App and web page records
=-=-=-=-=
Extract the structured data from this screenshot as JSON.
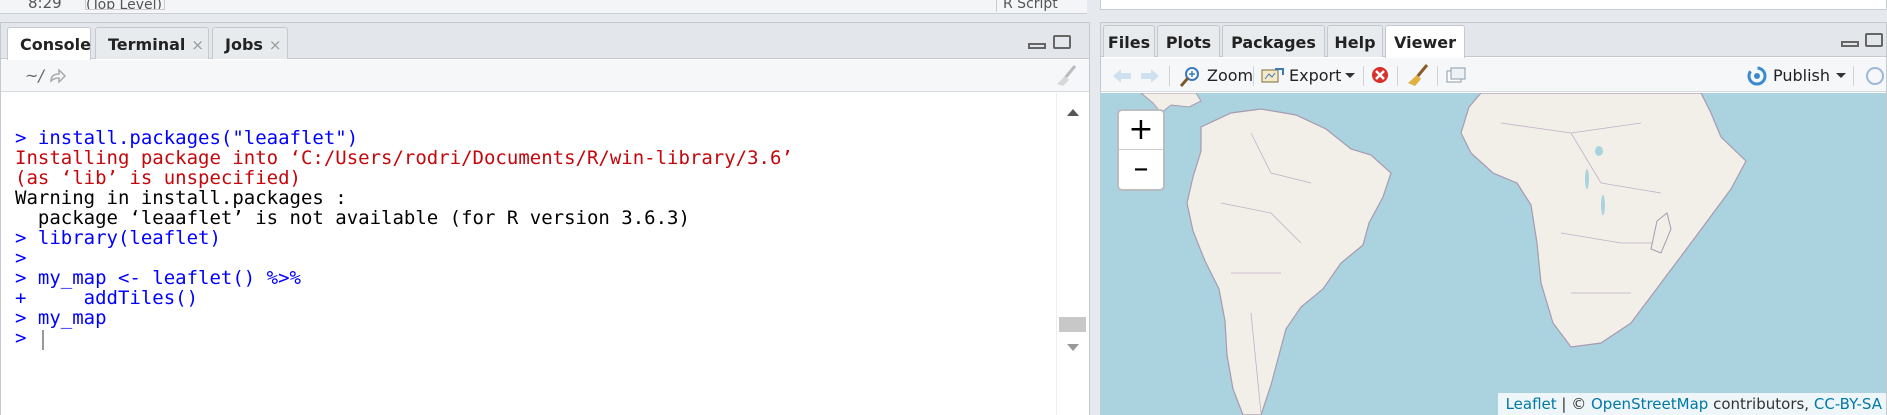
{
  "top": {
    "line_num": "8:29",
    "scope": "(Top Level)",
    "file_type": "R Script"
  },
  "console": {
    "tabs": [
      {
        "label": "Console"
      },
      {
        "label": "Terminal"
      },
      {
        "label": "Jobs"
      }
    ],
    "close_glyph": "×",
    "path": "~/",
    "lines": [
      {
        "text": "> install.packages(\"leaaflet\")"
      },
      {
        "text": "Installing package into ‘C:/Users/rodri/Documents/R/win-library/3.6’"
      },
      {
        "text": "(as ‘lib’ is unspecified)"
      },
      {
        "text": "Warning in install.packages :"
      },
      {
        "text": "  package ‘leaaflet’ is not available (for R version 3.6.3)"
      },
      {
        "text": "> library(leaflet)"
      },
      {
        "text": ">"
      },
      {
        "text": "> my_map <- leaflet() %>%"
      },
      {
        "text": "+     addTiles()"
      },
      {
        "text": "> my_map"
      },
      {
        "text": ">"
      }
    ]
  },
  "viewer": {
    "tabs": [
      {
        "label": "Files"
      },
      {
        "label": "Plots"
      },
      {
        "label": "Packages"
      },
      {
        "label": "Help"
      },
      {
        "label": "Viewer"
      }
    ],
    "toolbar": {
      "zoom": "Zoom",
      "export": "Export",
      "publish": "Publish"
    },
    "map": {
      "zoom_in": "+",
      "zoom_out": "–",
      "attribution": {
        "leaflet": "Leaflet",
        "sep": " | © ",
        "osm": "OpenStreetMap",
        "contrib": " contributors, ",
        "license": "CC-BY-SA"
      }
    }
  },
  "colors": {
    "prompt_blue": "#0000ff",
    "error_red": "#c5060b",
    "water": "#aad3df",
    "land": "#f2efe9",
    "link": "#0078a8"
  },
  "icons": [
    "back-arrow-icon",
    "forward-arrow-icon",
    "zoom-icon",
    "export-icon",
    "clear-icon",
    "broom-icon",
    "popout-icon",
    "publish-icon",
    "chevron-down-icon"
  ]
}
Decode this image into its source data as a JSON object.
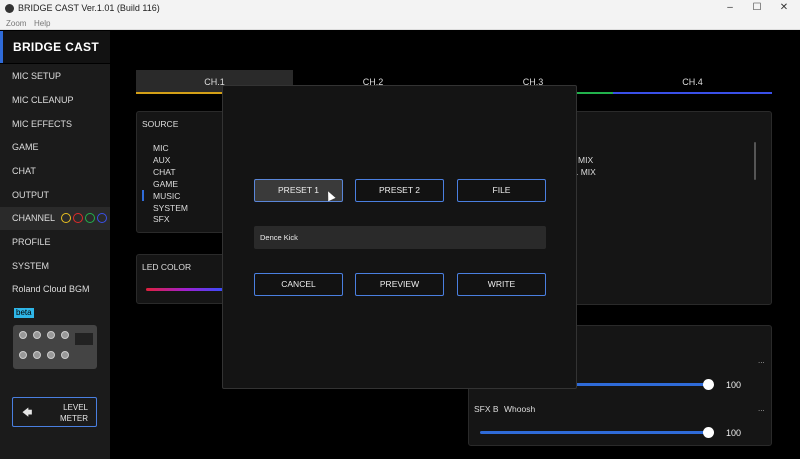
{
  "window": {
    "title": "BRIDGE CAST Ver.1.01 (Build 116)",
    "controls": {
      "minimize": "–",
      "maximize": "☐",
      "close": "✕"
    }
  },
  "menu": {
    "zoom": "Zoom",
    "help": "Help"
  },
  "brand": "BRIDGE CAST",
  "sidebar": {
    "items": [
      {
        "label": "MIC SETUP"
      },
      {
        "label": "MIC CLEANUP"
      },
      {
        "label": "MIC EFFECTS"
      },
      {
        "label": "GAME"
      },
      {
        "label": "CHAT"
      },
      {
        "label": "OUTPUT"
      },
      {
        "label": "CHANNEL"
      },
      {
        "label": "PROFILE"
      },
      {
        "label": "SYSTEM"
      },
      {
        "label": "Roland Cloud BGM"
      }
    ],
    "beta": "beta",
    "channel_colors": [
      "#e8c020",
      "#e02a2a",
      "#22b14c",
      "#3a50e8"
    ],
    "level_meter": {
      "line1": "LEVEL",
      "line2": "METER"
    }
  },
  "tabs": [
    {
      "label": "CH.1",
      "color": "#d4a017"
    },
    {
      "label": "CH.2",
      "color": "#000000"
    },
    {
      "label": "CH.3",
      "color": "#22b14c"
    },
    {
      "label": "CH.4",
      "color": "#3a50e8"
    }
  ],
  "source": {
    "title": "SOURCE",
    "items": [
      "MIC",
      "AUX",
      "CHAT",
      "GAME",
      "MUSIC",
      "SYSTEM",
      "SFX"
    ],
    "selected": "MUSIC"
  },
  "led": {
    "title": "LED COLOR"
  },
  "mix_partial": [
    "MIX",
    ". MIX"
  ],
  "sfx": [
    {
      "label": "",
      "name": "",
      "value": "100",
      "level": 1.0,
      "menu": "..."
    },
    {
      "label": "SFX B",
      "name": "Whoosh",
      "value": "100",
      "level": 1.0,
      "menu": "..."
    }
  ],
  "modal": {
    "preset1": "PRESET 1",
    "preset2": "PRESET 2",
    "file": "FILE",
    "name_value": "Dence Kick",
    "cancel": "CANCEL",
    "preview": "PREVIEW",
    "write": "WRITE"
  }
}
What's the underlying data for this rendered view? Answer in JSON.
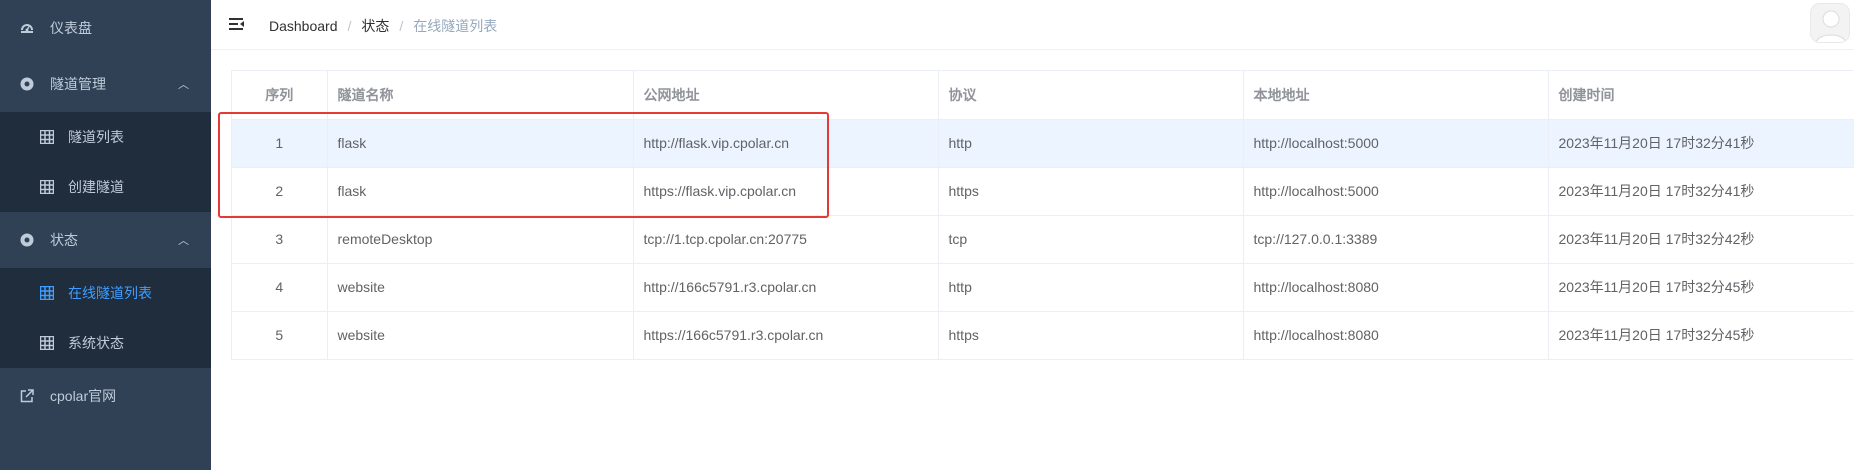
{
  "sidebar": {
    "items": [
      {
        "label": "仪表盘",
        "icon": "dashboard-icon"
      },
      {
        "label": "隧道管理",
        "icon": "settings-circle-icon",
        "expanded": true,
        "children": [
          {
            "label": "隧道列表",
            "icon": "grid-icon"
          },
          {
            "label": "创建隧道",
            "icon": "grid-icon"
          }
        ]
      },
      {
        "label": "状态",
        "icon": "settings-circle-icon",
        "expanded": true,
        "children": [
          {
            "label": "在线隧道列表",
            "icon": "grid-icon",
            "active": true
          },
          {
            "label": "系统状态",
            "icon": "grid-icon"
          }
        ]
      },
      {
        "label": "cpolar官网",
        "icon": "external-link-icon"
      }
    ]
  },
  "breadcrumb": [
    "Dashboard",
    "状态",
    "在线隧道列表"
  ],
  "table": {
    "headers": [
      "序列",
      "隧道名称",
      "公网地址",
      "协议",
      "本地地址",
      "创建时间"
    ],
    "rows": [
      [
        "1",
        "flask",
        "http://flask.vip.cpolar.cn",
        "http",
        "http://localhost:5000",
        "2023年11月20日 17时32分41秒"
      ],
      [
        "2",
        "flask",
        "https://flask.vip.cpolar.cn",
        "https",
        "http://localhost:5000",
        "2023年11月20日 17时32分41秒"
      ],
      [
        "3",
        "remoteDesktop",
        "tcp://1.tcp.cpolar.cn:20775",
        "tcp",
        "tcp://127.0.0.1:3389",
        "2023年11月20日 17时32分42秒"
      ],
      [
        "4",
        "website",
        "http://166c5791.r3.cpolar.cn",
        "http",
        "http://localhost:8080",
        "2023年11月20日 17时32分45秒"
      ],
      [
        "5",
        "website",
        "https://166c5791.r3.cpolar.cn",
        "https",
        "http://localhost:8080",
        "2023年11月20日 17时32分45秒"
      ]
    ]
  },
  "colors": {
    "sidebar_bg": "#304156",
    "submenu_bg": "#1f2d3d",
    "accent": "#409eff",
    "highlight_row": "#ecf5ff",
    "annotation": "#e53935"
  }
}
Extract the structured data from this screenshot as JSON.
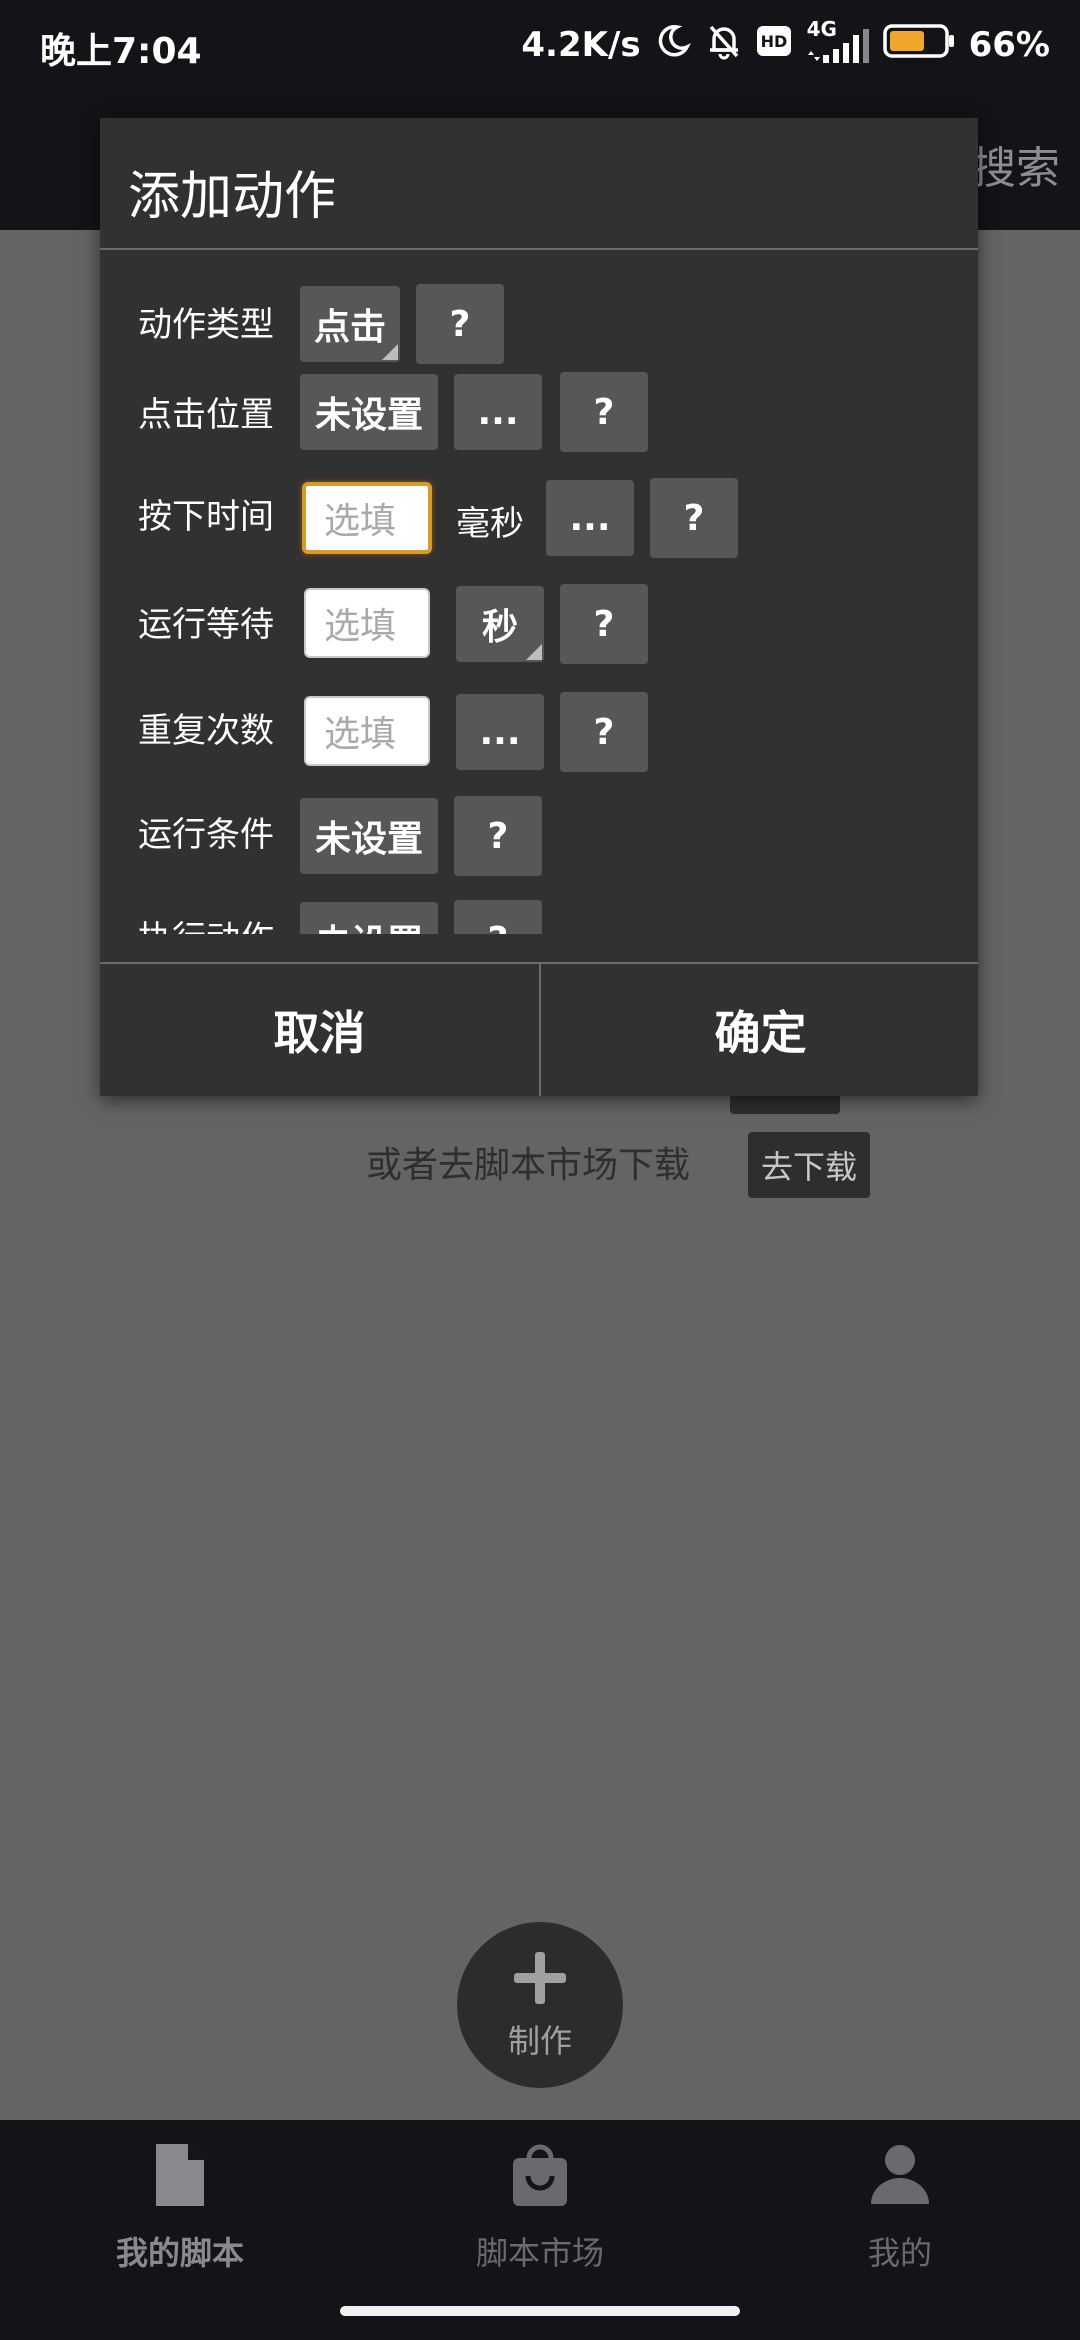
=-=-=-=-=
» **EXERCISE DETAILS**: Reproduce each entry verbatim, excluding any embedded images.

» **EXPECTED OUTPUT**:
Extract the structured data from this screenshot as JSON.
{
  "top": {
    "line_num": "8:29",
    "scope": "(Top Level)",
    "file_type": "R Script"
  },
  "console": {
    "tabs": [
      {
        "label": "Console"
      },
      {
        "label": "Terminal"
      },
      {
        "label": "Jobs"
      }
    ],
    "close_glyph": "×",
    "path": "~/",
    "lines": [
      {
        "text": "> install.packages(\"leaaflet\")"
      },
      {
        "text": "Installing package into ‘C:/Users/rodri/Documents/R/win-library/3.6’"
      },
      {
        "text": "(as ‘lib’ is unspecified)"
      },
      {
        "text": "Warning in install.packages :"
      },
      {
        "text": "  package ‘leaaflet’ is not available (for R version 3.6.3)"
      },
      {
        "text": "> library(leaflet)"
      },
      {
        "text": ">"
      },
      {
        "text": "> my_map <- leaflet() %>%"
      },
      {
        "text": "+     addTiles()"
      },
      {
        "text": "> my_map"
      },
      {
        "text": ">"
      }
    ]
  },
  "viewer": {
    "tabs": [
      {
        "label": "Files"
      },
      {
        "label": "Plots"
      },
      {
        "label": "Packages"
      },
      {
        "label": "Help"
      },
      {
        "label": "Viewer"
      }
    ],
    "toolbar": {
      "zoom": "Zoom",
      "export": "Export",
      "publish": "Publish"
    },
    "map": {
      "zoom_in": "+",
      "zoom_out": "–",
      "attribution": {
        "leaflet": "Leaflet",
        "sep": " | © ",
        "osm": "OpenStreetMap",
        "contrib": " contributors, ",
        "license": "CC-BY-SA"
      }
    }
  },
  "colors": {
    "prompt_blue": "#0000ff",
    "error_red": "#c5060b",
    "water": "#aad3df",
    "land": "#f2efe9",
    "link": "#0078a8"
  },
  "icons": [
    "back-arrow-icon",
    "forward-arrow-icon",
    "zoom-icon",
    "export-icon",
    "clear-icon",
    "broom-icon",
    "popout-icon",
    "publish-icon",
    "chevron-down-icon"
  ]
}
Decode this image into its source data as a JSON object.
{
  "window": {
    "title": "BRIDGE CAST Ver.1.01 (Build 116)",
    "controls": {
      "minimize": "–",
      "maximize": "☐",
      "close": "✕"
    }
  },
  "menu": {
    "zoom": "Zoom",
    "help": "Help"
  },
  "brand": "BRIDGE CAST",
  "sidebar": {
    "items": [
      {
        "label": "MIC SETUP"
      },
      {
        "label": "MIC CLEANUP"
      },
      {
        "label": "MIC EFFECTS"
      },
      {
        "label": "GAME"
      },
      {
        "label": "CHAT"
      },
      {
        "label": "OUTPUT"
      },
      {
        "label": "CHANNEL"
      },
      {
        "label": "PROFILE"
      },
      {
        "label": "SYSTEM"
      },
      {
        "label": "Roland Cloud BGM"
      }
    ],
    "beta": "beta",
    "channel_colors": [
      "#e8c020",
      "#e02a2a",
      "#22b14c",
      "#3a50e8"
    ],
    "level_meter": {
      "line1": "LEVEL",
      "line2": "METER"
    }
  },
  "tabs": [
    {
      "label": "CH.1",
      "color": "#d4a017"
    },
    {
      "label": "CH.2",
      "color": "#000000"
    },
    {
      "label": "CH.3",
      "color": "#22b14c"
    },
    {
      "label": "CH.4",
      "color": "#3a50e8"
    }
  ],
  "source": {
    "title": "SOURCE",
    "items": [
      "MIC",
      "AUX",
      "CHAT",
      "GAME",
      "MUSIC",
      "SYSTEM",
      "SFX"
    ],
    "selected": "MUSIC"
  },
  "led": {
    "title": "LED COLOR"
  },
  "mix_partial": [
    "MIX",
    ". MIX"
  ],
  "sfx": [
    {
      "label": "",
      "name": "",
      "value": "100",
      "level": 1.0,
      "menu": "..."
    },
    {
      "label": "SFX B",
      "name": "Whoosh",
      "value": "100",
      "level": 1.0,
      "menu": "..."
    }
  ],
  "modal": {
    "preset1": "PRESET 1",
    "preset2": "PRESET 2",
    "file": "FILE",
    "name_value": "Dence Kick",
    "cancel": "CANCEL",
    "preview": "PREVIEW",
    "write": "WRITE"
  }
}
What's the underlying data for this rendered view? Answer in JSON.
{
  "sidebar": {
    "items": [
      {
        "label": "仪表盘",
        "icon": "dashboard-icon"
      },
      {
        "label": "隧道管理",
        "icon": "settings-circle-icon",
        "expanded": true,
        "children": [
          {
            "label": "隧道列表",
            "icon": "grid-icon"
          },
          {
            "label": "创建隧道",
            "icon": "grid-icon"
          }
        ]
      },
      {
        "label": "状态",
        "icon": "settings-circle-icon",
        "expanded": true,
        "children": [
          {
            "label": "在线隧道列表",
            "icon": "grid-icon",
            "active": true
          },
          {
            "label": "系统状态",
            "icon": "grid-icon"
          }
        ]
      },
      {
        "label": "cpolar官网",
        "icon": "external-link-icon"
      }
    ]
  },
  "breadcrumb": [
    "Dashboard",
    "状态",
    "在线隧道列表"
  ],
  "table": {
    "headers": [
      "序列",
      "隧道名称",
      "公网地址",
      "协议",
      "本地地址",
      "创建时间"
    ],
    "rows": [
      [
        "1",
        "flask",
        "http://flask.vip.cpolar.cn",
        "http",
        "http://localhost:5000",
        "2023年11月20日 17时32分41秒"
      ],
      [
        "2",
        "flask",
        "https://flask.vip.cpolar.cn",
        "https",
        "http://localhost:5000",
        "2023年11月20日 17时32分41秒"
      ],
      [
        "3",
        "remoteDesktop",
        "tcp://1.tcp.cpolar.cn:20775",
        "tcp",
        "tcp://127.0.0.1:3389",
        "2023年11月20日 17时32分42秒"
      ],
      [
        "4",
        "website",
        "http://166c5791.r3.cpolar.cn",
        "http",
        "http://localhost:8080",
        "2023年11月20日 17时32分45秒"
      ],
      [
        "5",
        "website",
        "https://166c5791.r3.cpolar.cn",
        "https",
        "http://localhost:8080",
        "2023年11月20日 17时32分45秒"
      ]
    ]
  },
  "colors": {
    "sidebar_bg": "#304156",
    "submenu_bg": "#1f2d3d",
    "accent": "#409eff",
    "highlight_row": "#ecf5ff",
    "annotation": "#e53935"
  }
}
Extract the structured data from this screenshot as JSON.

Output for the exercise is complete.